### About this task
In the entries below, count every line containing "chevron". Return the number and nothing else.

━━━

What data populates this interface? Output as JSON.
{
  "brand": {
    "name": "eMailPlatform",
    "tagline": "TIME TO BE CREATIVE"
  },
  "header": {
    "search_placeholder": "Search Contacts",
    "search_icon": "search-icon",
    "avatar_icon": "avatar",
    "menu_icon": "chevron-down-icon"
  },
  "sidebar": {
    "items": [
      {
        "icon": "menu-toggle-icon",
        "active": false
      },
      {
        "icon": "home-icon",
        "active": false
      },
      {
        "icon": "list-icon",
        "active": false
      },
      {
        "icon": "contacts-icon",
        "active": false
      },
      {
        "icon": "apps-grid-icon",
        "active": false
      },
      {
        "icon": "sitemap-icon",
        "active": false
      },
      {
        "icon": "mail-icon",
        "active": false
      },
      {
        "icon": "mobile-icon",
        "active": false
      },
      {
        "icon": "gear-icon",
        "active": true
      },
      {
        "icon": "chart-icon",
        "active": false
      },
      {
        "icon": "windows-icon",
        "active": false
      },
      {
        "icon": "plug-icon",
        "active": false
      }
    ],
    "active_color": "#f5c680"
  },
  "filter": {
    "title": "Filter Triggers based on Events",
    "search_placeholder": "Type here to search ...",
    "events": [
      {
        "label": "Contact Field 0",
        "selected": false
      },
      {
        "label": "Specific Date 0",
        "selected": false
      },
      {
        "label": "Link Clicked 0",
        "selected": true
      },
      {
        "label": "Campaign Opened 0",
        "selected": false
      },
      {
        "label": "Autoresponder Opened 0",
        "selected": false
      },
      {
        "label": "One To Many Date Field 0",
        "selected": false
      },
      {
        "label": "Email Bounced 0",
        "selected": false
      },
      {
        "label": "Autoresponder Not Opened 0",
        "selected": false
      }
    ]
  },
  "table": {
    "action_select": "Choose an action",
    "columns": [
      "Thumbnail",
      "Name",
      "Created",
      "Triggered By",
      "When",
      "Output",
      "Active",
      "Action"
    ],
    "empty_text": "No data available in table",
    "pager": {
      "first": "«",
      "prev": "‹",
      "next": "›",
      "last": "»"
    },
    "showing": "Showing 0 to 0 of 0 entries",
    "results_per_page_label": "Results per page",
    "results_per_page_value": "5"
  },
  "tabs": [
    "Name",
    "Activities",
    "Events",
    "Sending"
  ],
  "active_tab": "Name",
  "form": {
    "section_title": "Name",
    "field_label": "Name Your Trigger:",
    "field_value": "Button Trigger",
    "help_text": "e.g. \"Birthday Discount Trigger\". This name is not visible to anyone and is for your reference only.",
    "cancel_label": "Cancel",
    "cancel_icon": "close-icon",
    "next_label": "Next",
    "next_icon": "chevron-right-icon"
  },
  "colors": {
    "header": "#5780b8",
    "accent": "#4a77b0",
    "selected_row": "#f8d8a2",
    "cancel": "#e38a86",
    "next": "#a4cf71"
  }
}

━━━

### Written response
2